=== DATA ===

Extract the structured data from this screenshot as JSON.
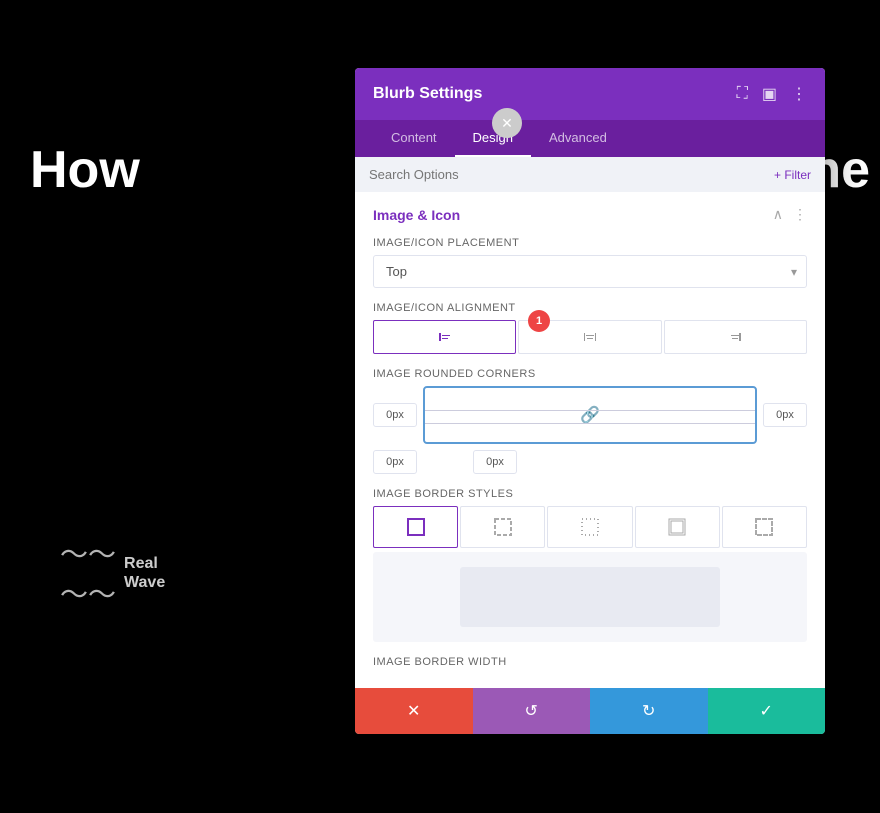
{
  "background": {
    "text_left": "How",
    "text_right": "the"
  },
  "logo": {
    "name": "Real\nWave"
  },
  "panel": {
    "title": "Blurb Settings",
    "tabs": [
      {
        "label": "Content",
        "active": false
      },
      {
        "label": "Design",
        "active": true
      },
      {
        "label": "Advanced",
        "active": false
      }
    ],
    "search_placeholder": "Search Options",
    "filter_label": "+ Filter",
    "section": {
      "title": "Image & Icon",
      "placement_label": "Image/Icon Placement",
      "placement_value": "Top",
      "alignment_label": "Image/Icon Alignment",
      "rounded_corners_label": "Image Rounded Corners",
      "corner_tl": "0px",
      "corner_tr": "0px",
      "corner_bl": "0px",
      "corner_br": "0px",
      "badge_number": "1",
      "border_styles_label": "Image Border Styles",
      "border_width_label": "Image Border Width"
    },
    "actions": {
      "cancel": "✕",
      "undo": "↺",
      "redo": "↻",
      "save": "✓"
    }
  }
}
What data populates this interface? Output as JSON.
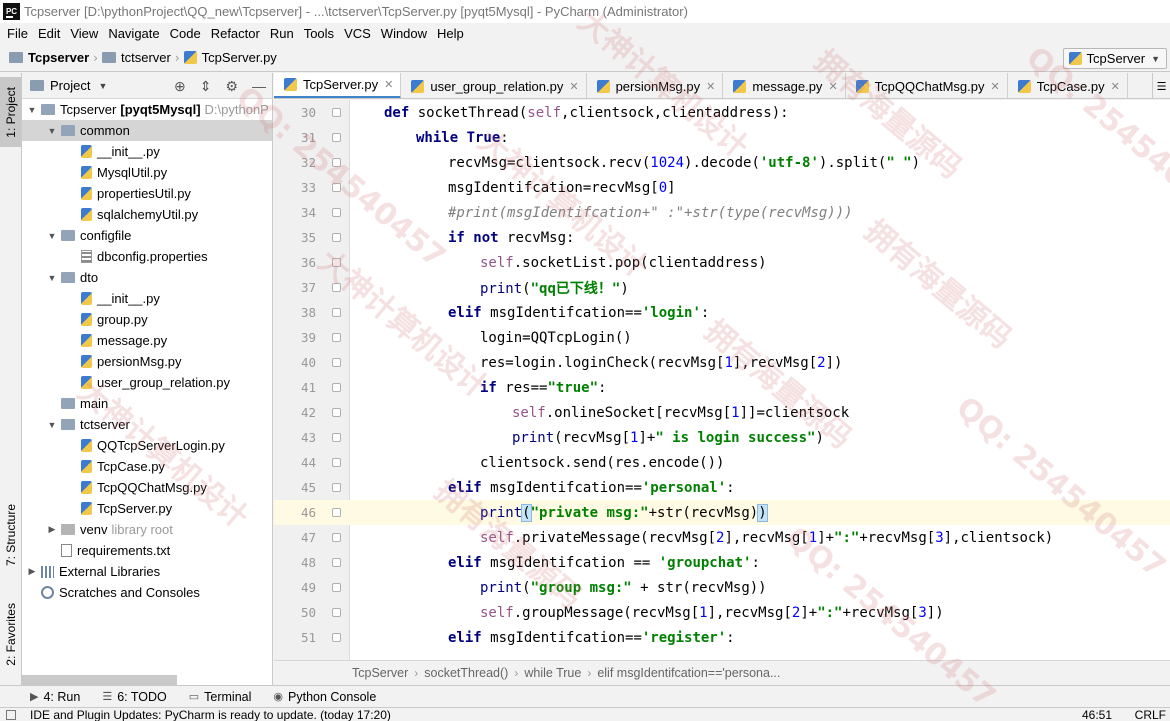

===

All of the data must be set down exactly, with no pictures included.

## REPLY
Extract the structured data from this screenshot as JSON.
{
  "background": {
    "text_left": "How",
    "text_right": "the"
  },
  "logo": {
    "name": "Real\nWave"
  },
  "panel": {
    "title": "Blurb Settings",
    "tabs": [
      {
        "label": "Content",
        "active": false
      },
      {
        "label": "Design",
        "active": true
      },
      {
        "label": "Advanced",
        "active": false
      }
    ],
    "search_placeholder": "Search Options",
    "filter_label": "+ Filter",
    "section": {
      "title": "Image & Icon",
      "placement_label": "Image/Icon Placement",
      "placement_value": "Top",
      "alignment_label": "Image/Icon Alignment",
      "rounded_corners_label": "Image Rounded Corners",
      "corner_tl": "0px",
      "corner_tr": "0px",
      "corner_bl": "0px",
      "corner_br": "0px",
      "badge_number": "1",
      "border_styles_label": "Image Border Styles",
      "border_width_label": "Image Border Width"
    },
    "actions": {
      "cancel": "✕",
      "undo": "↺",
      "redo": "↻",
      "save": "✓"
    }
  }
}
What data populates this interface? Output as JSON.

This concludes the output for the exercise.